The clay-like visuals are a great way to express imagination and playfulness, but how could it not spur creative minds to come up with suitable mechanics? Apparently it did, but according to director Kazushige Masuda, this inspiration only materialized in the form of vehicle transformations. "When we were thinking about how to use clay as an art style for this game, the way that we were connecting it to ideas for gameplay was from the direction of clay being soft and mutable, something that you could shape into a lot of different forms, and so we had these ideas for Kirby molding himself into the shape of a tank or a submarine, and that these kinds of animations would be easy for him because he's made out of clay."
"The corollary to that is we have to be careful to avoid things that made the game less fun because we had chosen clay as this expressive form," said Masuda. "For us, the driving principle was: clay is a visual style and we're trying to draw from it ideas that can make an action game with Kirby more fun."
What Masuda says makes sense, but hasn't Kirby always been mutable? His identifying trait is the ability to absorb powers from his enemies, which causes him to transform into a wide variety of forms depending on the game in question. By the sound of it, the idea they drew from clay is one that's existed in the series since its inception, but what happened to the copy ability at large in Rainbow Curse? If it plays to the strengths of Kirby's character, especially in clay form, why is it limited to only three transformations?
"I think you'll remember that in Kirby: Canvas Curse, Kirby did have the copy ability, and that made sense in certain types of side scrolling action games, but it's something that we really use only when we think that it's really necessary," said Hal Laboratory's Shinya Kumazaki. "As you may recall in Kirby: Canvas Curse, there were only 10 copy abilities, whereas by comparison, a lot of the traditional Kirby platformers will have as many as 20 copy abilities. This time, in Rainbow Curse, because Kirby is rolling faster and that's a little bit more the focus of the gameplay, we decided that it wasn't as good a fit, you have a different function for the gameplay here, so the demands for gameplay mechanics were different.

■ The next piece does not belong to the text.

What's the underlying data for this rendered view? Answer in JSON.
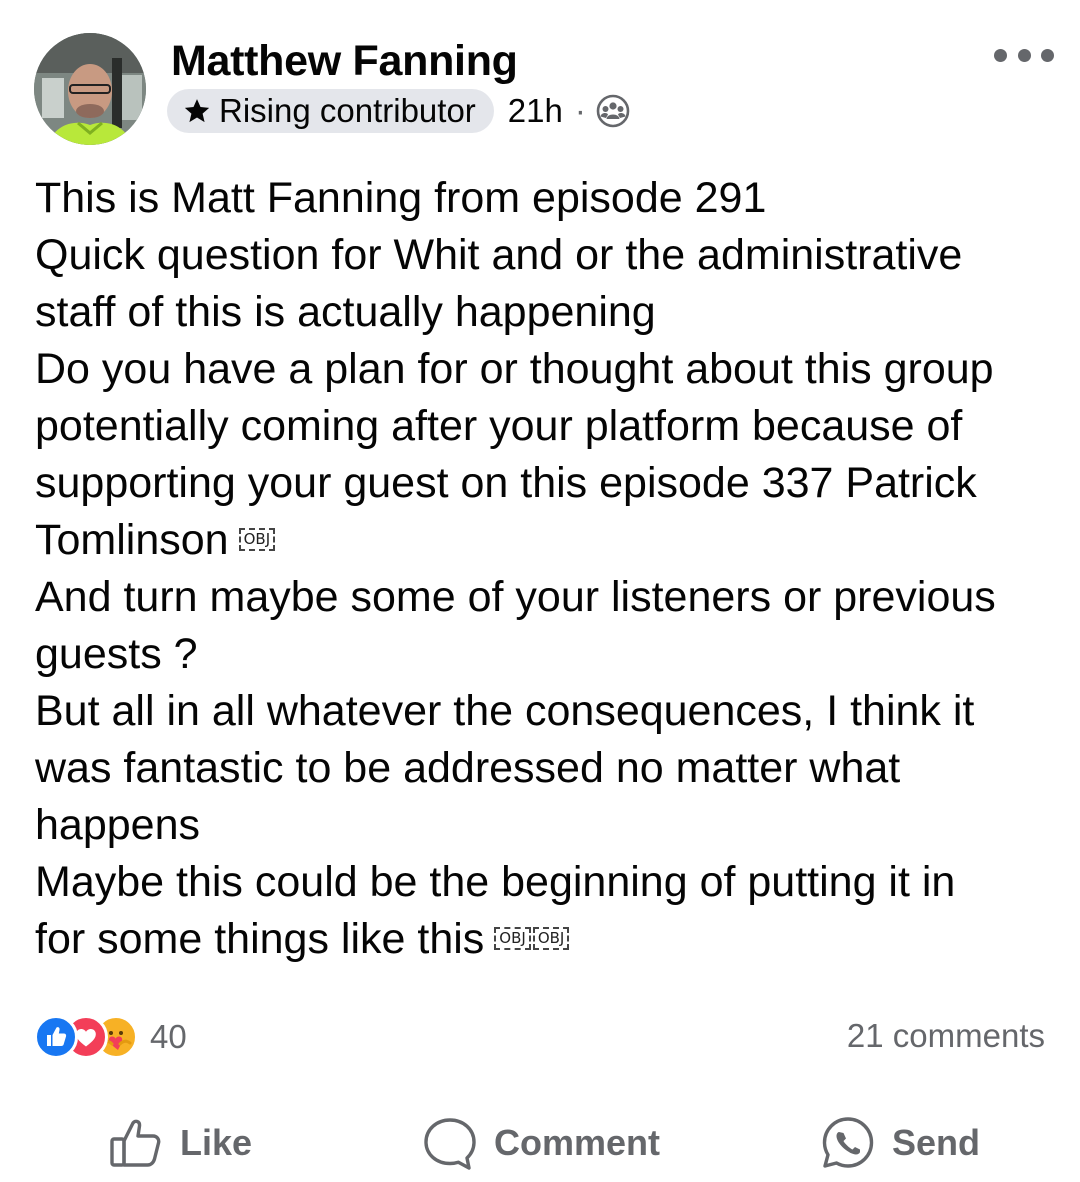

I feel like, in the kind of game this has become, this was definitely the right decision."
Masuda pointed out that it's hard to compare this game to Canvas Curse in some ways due to the difference between the Wii U's GamePad screen, and that of the DS. "If you played the Nintendo DS game, Kirby: Canvas Curse, you'll notice this game where you flick using the stylus on the touch screen to move kirby through levels rather slowly. This time around, because the screen on the gamepad is larger than on the Nintendo DS of the time, the player can draw longer lines, and as a result of that, we can allow the character on screen to move faster, and we feel that really makes the gameplay feel a lot better. So this was something that was definitely on our minds as we designed gameplay and game worlds. You'll also see a lot faster stylus movement, and we also think this affected game design quite a bit."
While it's clear that Nintendo and HAL Laboratory had a vision for Kirby and the Rainbow Curse, the formula it went with is surprising. The team took the beloved Canvas Curse concept, put it on a larger screen, stripped away some of the transformations in the name of speed, and left inspirational opportunities on the table. The game still has moments that are interesting and creative, but it never really capitalizes on the concept of a world made of clay.